Sept 23: Vs 5-6: supporting with the greatest patience one another’s weaknesses of body or behavior, and earnestly competing in obedience to one another.”
Last week we spoke about our responsibility for maintaining good zeal through showing respect to others and today we have two more maxims for fostering this fervent love: “supporting with the greatest patience one another’s weaknesses of body or behavior, and earnestly competing in obedience to one another”. Chapter 26 expounds on how we are to support the sick. We are to see Christ in those who struggle with illnesses and bodily limitations. Benedict states that there are responsibilities on both sides. “The sick must rank above and before all else, so that they may truly be served as Christ” but adds “Let the sick on their part bear in mind that they are served out of honor for God, and let them not by their excessive demands distress their sisters who serve them.”
However, the ways in which we are to support each other in behavioral weaknesses is not listed in one specific chapter but is sprinkled throughout the Rule. And this is a more difficult precept to practice. Seeing Christ in the sick is easier than seeing Christ in those who are angry, controlling, lazy, or abrupt. Yet we are called and challenged to find Christ in these exchanges as well. Both bodily and behavioral weaknesses entail a need for patience, which means we must cultivate a peaceful, selfless, and generous heart. None of us are without faults or a certain lack of charity, so we must see our self on both sides of this picture. When I am rough on the edges I look to my sisters to patiently bear my weaknesses. In turn, knowing this, I can more patiently carry other peoples’ weaknesses. Do I recognize my own faults which others must carry? And how do I bear others weakness of character?
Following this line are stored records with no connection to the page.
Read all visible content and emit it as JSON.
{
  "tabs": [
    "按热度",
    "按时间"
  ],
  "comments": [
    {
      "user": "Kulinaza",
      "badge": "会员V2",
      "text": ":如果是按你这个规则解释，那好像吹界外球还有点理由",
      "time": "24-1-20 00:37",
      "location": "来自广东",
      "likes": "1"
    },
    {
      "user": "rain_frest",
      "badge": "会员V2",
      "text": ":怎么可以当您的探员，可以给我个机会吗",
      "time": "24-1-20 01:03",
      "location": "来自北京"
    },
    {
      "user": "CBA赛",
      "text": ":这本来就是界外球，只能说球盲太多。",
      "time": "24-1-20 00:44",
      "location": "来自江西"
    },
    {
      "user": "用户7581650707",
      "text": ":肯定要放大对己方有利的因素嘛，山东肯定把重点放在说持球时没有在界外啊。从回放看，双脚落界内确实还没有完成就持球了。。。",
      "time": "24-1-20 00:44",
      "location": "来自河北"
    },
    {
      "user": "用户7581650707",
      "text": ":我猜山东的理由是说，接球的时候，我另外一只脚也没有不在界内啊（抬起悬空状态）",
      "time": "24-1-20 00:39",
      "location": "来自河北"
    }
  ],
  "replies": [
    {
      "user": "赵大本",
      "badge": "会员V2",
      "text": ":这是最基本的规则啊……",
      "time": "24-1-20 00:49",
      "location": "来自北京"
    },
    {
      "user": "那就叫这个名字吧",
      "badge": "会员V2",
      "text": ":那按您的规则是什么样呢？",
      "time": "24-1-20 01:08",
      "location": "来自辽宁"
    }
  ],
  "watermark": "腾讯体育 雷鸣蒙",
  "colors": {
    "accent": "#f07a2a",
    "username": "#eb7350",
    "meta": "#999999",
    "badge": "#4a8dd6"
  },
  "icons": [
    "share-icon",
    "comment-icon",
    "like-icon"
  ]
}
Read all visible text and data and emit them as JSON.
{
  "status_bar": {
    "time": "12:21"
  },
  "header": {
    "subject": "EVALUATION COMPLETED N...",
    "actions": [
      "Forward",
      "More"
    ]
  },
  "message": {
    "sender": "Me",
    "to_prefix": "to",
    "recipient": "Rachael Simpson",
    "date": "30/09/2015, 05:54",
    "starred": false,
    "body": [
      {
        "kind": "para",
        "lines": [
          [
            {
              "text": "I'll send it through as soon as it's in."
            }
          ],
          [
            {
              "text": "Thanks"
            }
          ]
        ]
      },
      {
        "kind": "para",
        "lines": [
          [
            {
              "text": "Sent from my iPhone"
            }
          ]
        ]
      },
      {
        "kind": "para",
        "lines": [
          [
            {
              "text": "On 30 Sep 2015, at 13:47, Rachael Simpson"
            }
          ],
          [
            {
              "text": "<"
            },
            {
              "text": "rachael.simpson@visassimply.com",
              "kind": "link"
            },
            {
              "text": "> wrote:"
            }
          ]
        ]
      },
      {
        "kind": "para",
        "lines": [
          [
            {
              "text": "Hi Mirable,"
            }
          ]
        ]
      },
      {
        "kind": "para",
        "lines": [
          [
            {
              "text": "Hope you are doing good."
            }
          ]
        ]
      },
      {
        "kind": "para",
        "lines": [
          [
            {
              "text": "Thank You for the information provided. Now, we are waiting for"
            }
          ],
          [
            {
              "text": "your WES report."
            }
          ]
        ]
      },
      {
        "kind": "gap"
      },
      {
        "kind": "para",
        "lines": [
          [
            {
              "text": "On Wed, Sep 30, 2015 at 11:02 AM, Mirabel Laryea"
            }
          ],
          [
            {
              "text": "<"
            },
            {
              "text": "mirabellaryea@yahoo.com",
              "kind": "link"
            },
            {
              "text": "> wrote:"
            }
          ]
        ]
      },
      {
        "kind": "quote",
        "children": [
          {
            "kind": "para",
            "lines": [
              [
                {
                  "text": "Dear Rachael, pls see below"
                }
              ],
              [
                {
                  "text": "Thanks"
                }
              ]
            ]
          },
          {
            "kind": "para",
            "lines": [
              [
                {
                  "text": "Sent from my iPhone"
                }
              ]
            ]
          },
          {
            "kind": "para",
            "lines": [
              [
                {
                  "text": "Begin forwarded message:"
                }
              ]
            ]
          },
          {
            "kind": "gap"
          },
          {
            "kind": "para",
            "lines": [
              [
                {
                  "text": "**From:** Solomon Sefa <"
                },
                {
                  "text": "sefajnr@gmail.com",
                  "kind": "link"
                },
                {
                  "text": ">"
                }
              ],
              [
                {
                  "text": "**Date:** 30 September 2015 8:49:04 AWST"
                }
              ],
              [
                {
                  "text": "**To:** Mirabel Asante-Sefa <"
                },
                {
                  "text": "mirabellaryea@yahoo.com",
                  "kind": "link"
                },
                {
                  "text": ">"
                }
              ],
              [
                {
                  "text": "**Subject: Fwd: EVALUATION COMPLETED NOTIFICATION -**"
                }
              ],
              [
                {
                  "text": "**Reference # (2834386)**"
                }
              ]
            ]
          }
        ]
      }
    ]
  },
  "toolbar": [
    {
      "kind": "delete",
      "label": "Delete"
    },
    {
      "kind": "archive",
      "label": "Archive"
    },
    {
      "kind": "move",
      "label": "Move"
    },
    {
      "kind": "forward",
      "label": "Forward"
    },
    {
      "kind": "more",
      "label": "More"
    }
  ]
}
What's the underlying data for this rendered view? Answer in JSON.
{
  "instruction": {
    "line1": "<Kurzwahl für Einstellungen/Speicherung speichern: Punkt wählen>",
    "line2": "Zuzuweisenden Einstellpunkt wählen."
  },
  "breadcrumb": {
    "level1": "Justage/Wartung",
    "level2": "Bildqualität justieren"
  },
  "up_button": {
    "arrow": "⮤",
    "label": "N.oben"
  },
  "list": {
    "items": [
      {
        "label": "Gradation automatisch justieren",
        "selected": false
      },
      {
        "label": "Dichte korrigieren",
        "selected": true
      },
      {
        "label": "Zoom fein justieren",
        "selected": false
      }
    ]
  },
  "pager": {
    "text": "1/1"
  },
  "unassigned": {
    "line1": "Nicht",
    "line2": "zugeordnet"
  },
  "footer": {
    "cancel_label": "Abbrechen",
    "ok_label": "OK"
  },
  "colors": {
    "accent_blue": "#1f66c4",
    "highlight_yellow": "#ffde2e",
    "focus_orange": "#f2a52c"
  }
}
If that isn't hard enough, we are given a second precept of “obedience to one another”. We are to work at being obedient not only to the abbess and way of life but to each other. However, how many of us actually “compete” with each other in obedience! As novices, Mary and I decided one day to compete in charity. We use to have the practice of washing the abbess’ dishes after supper. (This is when we ate supper in common after Vespers.) We waited until we could be in front of the abbess in the dish-washing line and started aggressively fighting over who was going to clean the abbess’ dish – trying to yank the dishes out of each other’s hands. It was done in humor. However, there was something to this competition towards charity. What would community be like if we competed not only in opportunities for charity but also in obedience? What does “competing in obedience” even look like? To compete in obedience implies two things: one is that there are different degrees of obedience and secondly that we should to be vigilant and attentive to these opportunities to let go of our self-will for another. In these differing degrees I suppose the worst case would be the failure to even recognize a call to obedience…this reflects a blindness. Then there is obedience with reluctance - shown by facial expressions of being put out or done with hesitation or half-hearted…this reflects a blandness. But there is a perfect obedience in letting go of our self-will and to do so cheerfully and w/o delay…this reflects a blessedness. If we lived this one precept well, just think of the perfect harmony we would have in community. So what does your call to obedience look like? Blind, Bland, or blessed?
One obstacle to this ‘obedience to service’ is a preoccupation or worry over our own jobs and duties. We can become so responsible for our charges, that we lose sight of the charity demanded of us by circumstances and other people’s needs. Responsibility is an important quality but never above that of charity. What would please God more, another item crossed off our work list or helping each other in charity in the larger scheme of things? Most of us have more jobs than we can accomplish during candy season and so we have to discern priorities. Some jobs will have to be done less well during this season.
But another tendency can be to see work responsibilities as more important than our other monastic duties of prayer and study and holy reading. So there is a balance that needs to be discerned…a giving of self in patiently bearing with our own and other people’s weaknesses. And as we can see there is a direct tie between this and the call to compete in obedience…not blind or bland but blessed obedience to one another.
We must pray for each other and be gentle with each other in this delicate balance of love.